The president of the Ontario Public Service Employees Union, Smokey Thomas said he's afraid that the Canadore Board of Governors will try and bury an investigator's report into misconduct at the college unless a copy is made available to the union which represents teachers and support workers there.
Thomas has demanded, in a letter to Canadore College's Board of Directors and President George Burton that "It's time to get serious about healing Canadore's workplace culture,"
"We wrote that because we want a copy of that report. We want to make sure they don't just sweep it under the rug or make it less than it is," Thomas told BayToday in a phone interview Wednesday.
"They have not committed to giving us a copy of the report," he said. "I don't want to know names and that, but we want to know what the recommendations are and if there are any findings because there are things that need to be resolved out of this. I wrote ahead of time because they are not really forthcoming with information."
That report is expected to be delivered to the Board's executive committee tomorrow.
Thomas says his request wasn't well-received by Canadore President George Burton.

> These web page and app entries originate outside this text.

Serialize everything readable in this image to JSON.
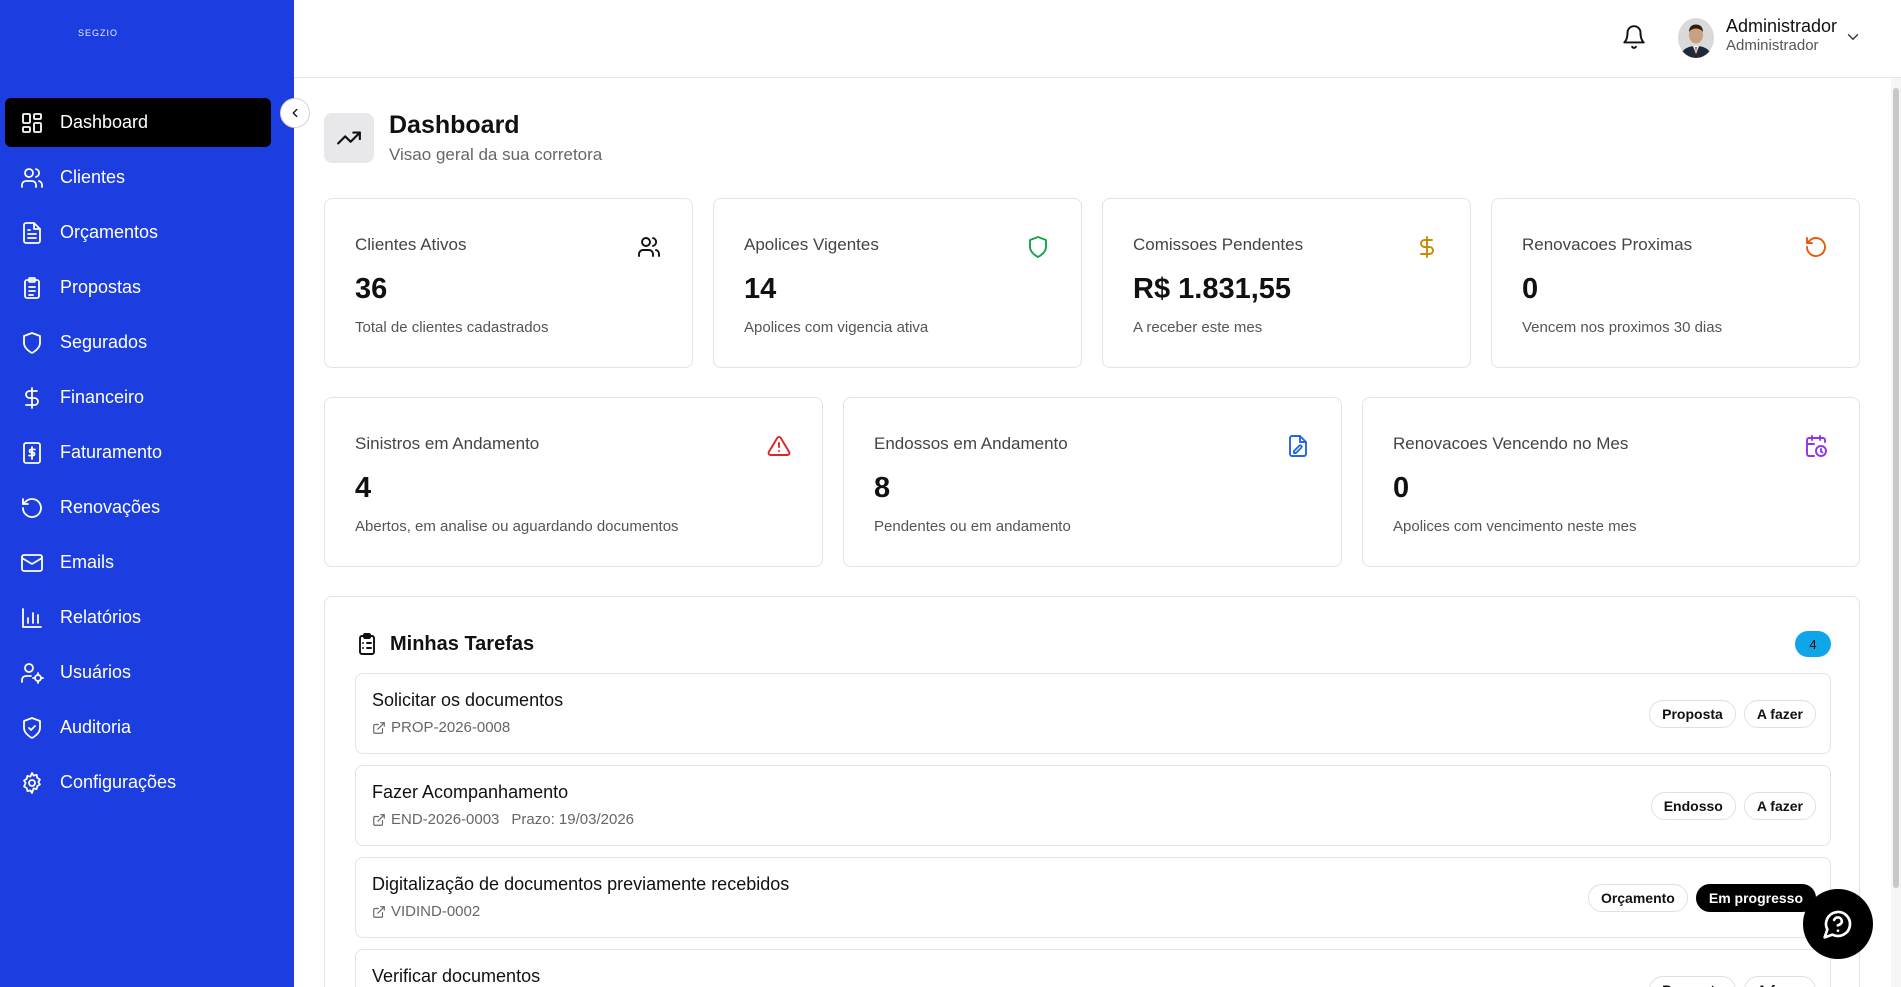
{
  "app": {
    "brand": "SEGZIO"
  },
  "sidebar": {
    "items": [
      {
        "label": "Dashboard",
        "icon": "dashboard-icon",
        "active": true
      },
      {
        "label": "Clientes",
        "icon": "users-icon"
      },
      {
        "label": "Orçamentos",
        "icon": "file-text-icon"
      },
      {
        "label": "Propostas",
        "icon": "clipboard-icon"
      },
      {
        "label": "Segurados",
        "icon": "shield-icon"
      },
      {
        "label": "Financeiro",
        "icon": "dollar-icon"
      },
      {
        "label": "Faturamento",
        "icon": "receipt-icon"
      },
      {
        "label": "Renovações",
        "icon": "rotate-icon"
      },
      {
        "label": "Emails",
        "icon": "mail-icon"
      },
      {
        "label": "Relatórios",
        "icon": "bar-chart-icon"
      },
      {
        "label": "Usuários",
        "icon": "user-cog-icon"
      },
      {
        "label": "Auditoria",
        "icon": "shield-check-icon"
      },
      {
        "label": "Configurações",
        "icon": "settings-icon"
      }
    ]
  },
  "header": {
    "user_name": "Administrador",
    "user_role": "Administrador"
  },
  "page": {
    "title": "Dashboard",
    "subtitle": "Visao geral da sua corretora"
  },
  "stats": {
    "clientes": {
      "label": "Clientes Ativos",
      "value": "36",
      "desc": "Total de clientes cadastrados",
      "icon": "users-icon",
      "color": "#111111"
    },
    "apolices": {
      "label": "Apolices Vigentes",
      "value": "14",
      "desc": "Apolices com vigencia ativa",
      "icon": "shield-icon",
      "color": "#16a34a"
    },
    "comissoes": {
      "label": "Comissoes Pendentes",
      "value": "R$ 1.831,55",
      "desc": "A receber este mes",
      "icon": "dollar-icon",
      "color": "#ca8a04"
    },
    "renovacoes": {
      "label": "Renovacoes Proximas",
      "value": "0",
      "desc": "Vencem nos proximos 30 dias",
      "icon": "rotate-icon",
      "color": "#ea580c"
    },
    "sinistros": {
      "label": "Sinistros em Andamento",
      "value": "4",
      "desc": "Abertos, em analise ou aguardando documentos",
      "icon": "alert-triangle-icon",
      "color": "#dc2626"
    },
    "endossos": {
      "label": "Endossos em Andamento",
      "value": "8",
      "desc": "Pendentes ou em andamento",
      "icon": "file-edit-icon",
      "color": "#2563eb"
    },
    "vencendo": {
      "label": "Renovacoes Vencendo no Mes",
      "value": "0",
      "desc": "Apolices com vencimento neste mes",
      "icon": "calendar-clock-icon",
      "color": "#9333ea"
    }
  },
  "tasks": {
    "title": "Minhas Tarefas",
    "count": "4",
    "items": [
      {
        "title": "Solicitar os documentos",
        "ref": "PROP-2026-0008",
        "deadline": "",
        "tags": [
          "Proposta",
          "A fazer"
        ]
      },
      {
        "title": "Fazer Acompanhamento",
        "ref": "END-2026-0003",
        "deadline": "Prazo: 19/03/2026",
        "tags": [
          "Endosso",
          "A fazer"
        ]
      },
      {
        "title": "Digitalização de documentos previamente recebidos",
        "ref": "VIDIND-0002",
        "deadline": "",
        "tags": [
          "Orçamento",
          "Em progresso"
        ]
      },
      {
        "title": "Verificar documentos",
        "ref": "",
        "deadline": "",
        "tags": [
          "Proposta",
          "A fazer"
        ]
      }
    ]
  }
}
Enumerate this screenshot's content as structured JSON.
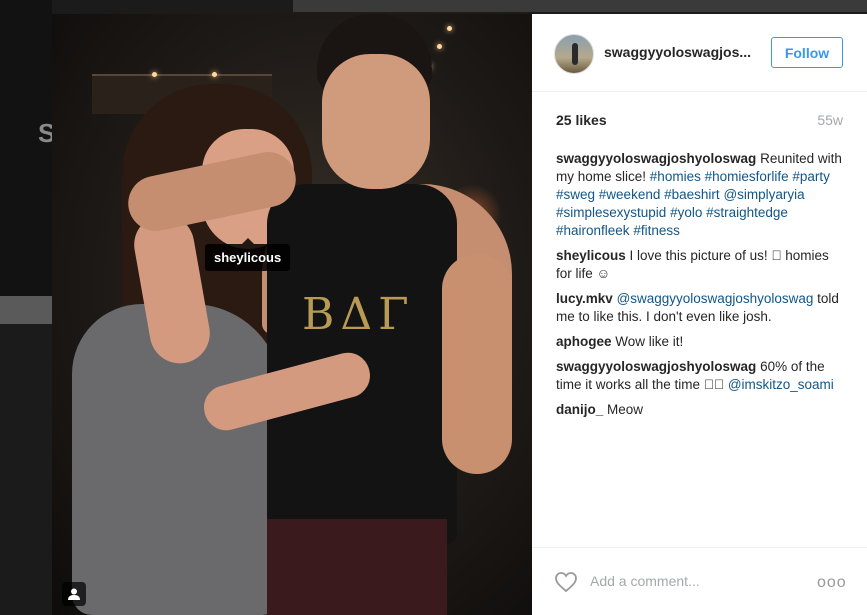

In a letter, Burton told Thomas, " your statements are inflammatory and insensitive," and "not based on facts."
Burton continues, "Last year allegations about the culture at Canadore, primarily directed at our staff, were brought to management as the result of the Human Rights Tribunal Of Ontario complaint by a fixed-term contract employee who was unsuccessful in obtaining a regular full-time job through an open competition. To ensure that all the members of the Canadore College community have had the opportunity to have their voices heard, in a protected environment and to determine the extent of these issues and how we might best address them, we retained an independent third-party investigator."
Burton told Thomas that once the report is received "it will be reviewed."
BayToday has made repeated attempts to contact Burton and Board Chair Bob Nicholls but calls have not been returned.
A statement from the college said only, "It is not Canadore’s practice to share publicly, correspondence addressed to the president or board chair.”
Thomas says he's not prepared to back down if the report isn't made available.
"I'll go to the government and say, 'Look, it's a taxpayer-funded organization that's represented by OPSEU" and put political pressure on them and start filing policy grievances. But I'm hoping they sit down with the workers and the union local and say 'We finally admit we have problems and some are particular managers but some is the culture of the place,'" said Thomas.
"It took a lot for the people to come forward and they were very worried about coming forward. There were a lot of concerns about retaliation and reprisals. It's not a healthy work environment.
"I'm a big believer in restorative justice. I'm never averse to mediation to try and make things better. But it's up to the people involved."
Thomas says he hopes management sits down with the union for "a real serious conversation" about what is going to be done about the findings.
"If someone needs to depart, so be it."
Meanwhile, late this afternoon Burton issued the following statement, "We have been advised by the investigator that she will be providing her report to Canadore on February 14, 2020. Once received, we will take the time to review and consider the report and expect that we will be providing an update shortly thereafter”